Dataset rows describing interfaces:

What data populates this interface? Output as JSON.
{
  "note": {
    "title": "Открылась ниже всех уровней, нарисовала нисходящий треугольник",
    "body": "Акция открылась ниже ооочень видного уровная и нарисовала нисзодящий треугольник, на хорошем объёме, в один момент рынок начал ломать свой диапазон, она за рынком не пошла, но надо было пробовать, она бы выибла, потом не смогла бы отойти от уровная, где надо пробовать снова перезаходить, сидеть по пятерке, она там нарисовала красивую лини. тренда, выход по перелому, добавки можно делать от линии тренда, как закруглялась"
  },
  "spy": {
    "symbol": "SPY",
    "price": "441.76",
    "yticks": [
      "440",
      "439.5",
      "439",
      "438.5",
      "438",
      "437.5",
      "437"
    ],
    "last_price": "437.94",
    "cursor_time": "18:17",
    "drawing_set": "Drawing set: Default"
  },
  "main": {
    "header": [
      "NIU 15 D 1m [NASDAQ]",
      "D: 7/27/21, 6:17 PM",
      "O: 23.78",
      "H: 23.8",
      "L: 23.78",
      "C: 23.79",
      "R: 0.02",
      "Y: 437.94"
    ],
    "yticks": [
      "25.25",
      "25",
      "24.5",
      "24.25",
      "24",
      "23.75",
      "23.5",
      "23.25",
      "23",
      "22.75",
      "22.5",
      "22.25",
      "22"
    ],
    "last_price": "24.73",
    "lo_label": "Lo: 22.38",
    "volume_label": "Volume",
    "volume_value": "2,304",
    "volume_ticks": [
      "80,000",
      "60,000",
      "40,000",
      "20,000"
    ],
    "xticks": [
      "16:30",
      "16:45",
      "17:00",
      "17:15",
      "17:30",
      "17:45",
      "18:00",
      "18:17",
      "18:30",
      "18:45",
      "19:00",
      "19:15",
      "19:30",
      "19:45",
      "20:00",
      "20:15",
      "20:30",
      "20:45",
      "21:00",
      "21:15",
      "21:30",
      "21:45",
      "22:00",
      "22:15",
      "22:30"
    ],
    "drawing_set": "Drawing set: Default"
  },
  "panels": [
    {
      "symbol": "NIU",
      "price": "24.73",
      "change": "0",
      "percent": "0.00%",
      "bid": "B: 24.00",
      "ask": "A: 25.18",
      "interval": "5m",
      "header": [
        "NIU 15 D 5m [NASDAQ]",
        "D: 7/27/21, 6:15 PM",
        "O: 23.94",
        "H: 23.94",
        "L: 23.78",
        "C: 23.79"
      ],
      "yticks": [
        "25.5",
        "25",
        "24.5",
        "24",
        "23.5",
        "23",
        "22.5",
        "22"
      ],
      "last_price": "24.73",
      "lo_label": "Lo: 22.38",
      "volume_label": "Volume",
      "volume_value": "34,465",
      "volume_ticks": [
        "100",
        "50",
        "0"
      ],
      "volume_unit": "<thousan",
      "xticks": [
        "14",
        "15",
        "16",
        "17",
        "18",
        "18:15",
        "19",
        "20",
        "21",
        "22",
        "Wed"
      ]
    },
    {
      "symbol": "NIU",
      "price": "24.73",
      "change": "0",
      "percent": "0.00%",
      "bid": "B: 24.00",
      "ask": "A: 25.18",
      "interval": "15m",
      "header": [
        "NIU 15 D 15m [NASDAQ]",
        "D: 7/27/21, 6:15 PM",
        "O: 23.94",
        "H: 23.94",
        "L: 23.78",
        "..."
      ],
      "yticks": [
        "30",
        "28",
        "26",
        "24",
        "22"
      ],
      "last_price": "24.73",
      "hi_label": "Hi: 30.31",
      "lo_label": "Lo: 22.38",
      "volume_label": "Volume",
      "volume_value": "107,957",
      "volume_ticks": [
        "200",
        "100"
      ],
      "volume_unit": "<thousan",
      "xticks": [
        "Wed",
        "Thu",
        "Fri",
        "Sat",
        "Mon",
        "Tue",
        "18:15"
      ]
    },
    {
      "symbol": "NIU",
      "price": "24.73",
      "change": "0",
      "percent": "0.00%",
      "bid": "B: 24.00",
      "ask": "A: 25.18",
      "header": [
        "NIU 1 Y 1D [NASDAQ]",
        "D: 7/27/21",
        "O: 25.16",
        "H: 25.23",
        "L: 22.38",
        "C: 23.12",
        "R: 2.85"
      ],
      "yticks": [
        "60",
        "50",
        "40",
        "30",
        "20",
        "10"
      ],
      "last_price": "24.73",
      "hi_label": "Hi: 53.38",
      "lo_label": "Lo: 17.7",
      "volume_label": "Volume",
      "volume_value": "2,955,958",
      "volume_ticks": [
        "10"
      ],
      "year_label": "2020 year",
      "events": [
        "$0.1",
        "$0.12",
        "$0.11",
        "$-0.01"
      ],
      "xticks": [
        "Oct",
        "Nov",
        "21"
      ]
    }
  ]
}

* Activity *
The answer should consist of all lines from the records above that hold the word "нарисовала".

* Output for this task *
    "title": "Открылась ниже всех уровней, нарисовала нисходящий треугольник",
    "body": "Акция открылась ниже ооочень видного уровная и нарисовала нисзодящий треугольник, на хорошем объёме, в один момент рынок начал ломать свой диапазон, она за рынком не пошла, но надо было пробовать, она бы выибла, потом не смогла бы отойти от уровная, где надо пробовать снова перезаходить, сидеть по пятерке, она там нарисовала красивую лини. тренда, выход по перелому, добавки можно делать от линии тренда, как закруглялась"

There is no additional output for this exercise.